(Stored entries)

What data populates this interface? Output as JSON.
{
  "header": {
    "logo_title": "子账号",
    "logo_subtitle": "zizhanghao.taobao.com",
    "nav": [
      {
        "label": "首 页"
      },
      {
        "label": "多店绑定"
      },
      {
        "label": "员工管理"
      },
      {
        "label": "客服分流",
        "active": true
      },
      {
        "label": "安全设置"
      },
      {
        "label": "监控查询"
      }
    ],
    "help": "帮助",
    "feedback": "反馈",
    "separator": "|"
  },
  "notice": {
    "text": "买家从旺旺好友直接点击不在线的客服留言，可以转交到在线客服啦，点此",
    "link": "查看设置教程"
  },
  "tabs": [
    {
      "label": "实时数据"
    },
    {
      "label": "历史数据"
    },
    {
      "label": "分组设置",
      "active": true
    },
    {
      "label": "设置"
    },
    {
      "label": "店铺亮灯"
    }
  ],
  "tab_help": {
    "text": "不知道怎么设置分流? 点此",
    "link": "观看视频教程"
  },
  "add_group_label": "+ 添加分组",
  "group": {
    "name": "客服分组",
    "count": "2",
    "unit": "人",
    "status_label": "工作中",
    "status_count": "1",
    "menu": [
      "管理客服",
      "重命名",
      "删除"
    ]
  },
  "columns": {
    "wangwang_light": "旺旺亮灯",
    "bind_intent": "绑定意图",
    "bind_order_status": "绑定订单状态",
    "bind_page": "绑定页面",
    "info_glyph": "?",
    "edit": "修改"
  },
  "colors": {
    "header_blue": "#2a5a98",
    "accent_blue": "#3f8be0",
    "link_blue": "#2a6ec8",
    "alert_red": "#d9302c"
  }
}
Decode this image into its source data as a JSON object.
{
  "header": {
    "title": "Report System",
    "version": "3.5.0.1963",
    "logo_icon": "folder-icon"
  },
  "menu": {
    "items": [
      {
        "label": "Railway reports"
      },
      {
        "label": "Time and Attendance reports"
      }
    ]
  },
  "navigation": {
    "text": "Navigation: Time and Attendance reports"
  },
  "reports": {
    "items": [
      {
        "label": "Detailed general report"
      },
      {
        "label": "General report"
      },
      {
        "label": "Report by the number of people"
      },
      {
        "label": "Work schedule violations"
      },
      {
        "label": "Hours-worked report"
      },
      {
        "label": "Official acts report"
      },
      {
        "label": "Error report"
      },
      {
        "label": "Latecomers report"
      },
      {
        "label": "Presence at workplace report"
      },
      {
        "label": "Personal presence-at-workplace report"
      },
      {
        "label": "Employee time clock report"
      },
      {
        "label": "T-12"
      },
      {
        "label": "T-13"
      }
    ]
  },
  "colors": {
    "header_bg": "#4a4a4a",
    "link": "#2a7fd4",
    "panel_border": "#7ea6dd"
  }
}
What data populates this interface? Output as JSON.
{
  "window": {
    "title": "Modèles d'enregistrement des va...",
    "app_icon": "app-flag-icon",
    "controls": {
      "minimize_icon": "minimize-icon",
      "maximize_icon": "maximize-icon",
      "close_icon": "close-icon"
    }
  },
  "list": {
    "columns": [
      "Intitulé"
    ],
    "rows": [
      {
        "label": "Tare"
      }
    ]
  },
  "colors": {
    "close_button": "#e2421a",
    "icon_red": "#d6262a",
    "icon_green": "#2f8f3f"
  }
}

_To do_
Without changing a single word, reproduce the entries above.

_Final answer_
What data populates this interface? Output as JSON.
{
  "header": {
    "logo_title": "子账号",
    "logo_subtitle": "zizhanghao.taobao.com",
    "nav": [
      {
        "label": "首 页"
      },
      {
        "label": "多店绑定"
      },
      {
        "label": "员工管理"
      },
      {
        "label": "客服分流",
        "active": true
      },
      {
        "label": "安全设置"
      },
      {
        "label": "监控查询"
      }
    ],
    "help": "帮助",
    "feedback": "反馈",
    "separator": "|"
  },
  "notice": {
    "text": "买家从旺旺好友直接点击不在线的客服留言，可以转交到在线客服啦，点此",
    "link": "查看设置教程"
  },
  "tabs": [
    {
      "label": "实时数据"
    },
    {
      "label": "历史数据"
    },
    {
      "label": "分组设置",
      "active": true
    },
    {
      "label": "设置"
    },
    {
      "label": "店铺亮灯"
    }
  ],
  "tab_help": {
    "text": "不知道怎么设置分流? 点此",
    "link": "观看视频教程"
  },
  "add_group_label": "+ 添加分组",
  "group": {
    "name": "客服分组",
    "count": "2",
    "unit": "人",
    "status_label": "工作中",
    "status_count": "1",
    "menu": [
      "管理客服",
      "重命名",
      "删除"
    ]
  },
  "columns": {
    "wangwang_light": "旺旺亮灯",
    "bind_intent": "绑定意图",
    "bind_order_status": "绑定订单状态",
    "bind_page": "绑定页面",
    "info_glyph": "?",
    "edit": "修改"
  },
  "colors": {
    "header_blue": "#2a5a98",
    "accent_blue": "#3f8be0",
    "link_blue": "#2a6ec8",
    "alert_red": "#d9302c"
  }
}
Decode this image into its source data as a JSON object.
{
  "header": {
    "title": "Report System",
    "version": "3.5.0.1963",
    "logo_icon": "folder-icon"
  },
  "menu": {
    "items": [
      {
        "label": "Railway reports"
      },
      {
        "label": "Time and Attendance reports"
      }
    ]
  },
  "navigation": {
    "text": "Navigation: Time and Attendance reports"
  },
  "reports": {
    "items": [
      {
        "label": "Detailed general report"
      },
      {
        "label": "General report"
      },
      {
        "label": "Report by the number of people"
      },
      {
        "label": "Work schedule violations"
      },
      {
        "label": "Hours-worked report"
      },
      {
        "label": "Official acts report"
      },
      {
        "label": "Error report"
      },
      {
        "label": "Latecomers report"
      },
      {
        "label": "Presence at workplace report"
      },
      {
        "label": "Personal presence-at-workplace report"
      },
      {
        "label": "Employee time clock report"
      },
      {
        "label": "T-12"
      },
      {
        "label": "T-13"
      }
    ]
  },
  "colors": {
    "header_bg": "#4a4a4a",
    "link": "#2a7fd4",
    "panel_border": "#7ea6dd"
  }
}
What data populates this interface? Output as JSON.
{
  "window": {
    "title": "Modèles d'enregistrement des va...",
    "app_icon": "app-flag-icon",
    "controls": {
      "minimize_icon": "minimize-icon",
      "maximize_icon": "maximize-icon",
      "close_icon": "close-icon"
    }
  },
  "list": {
    "columns": [
      "Intitulé"
    ],
    "rows": [
      {
        "label": "Tare"
      }
    ]
  },
  "colors": {
    "close_button": "#e2421a",
    "icon_red": "#d6262a",
    "icon_green": "#2f8f3f"
  }
}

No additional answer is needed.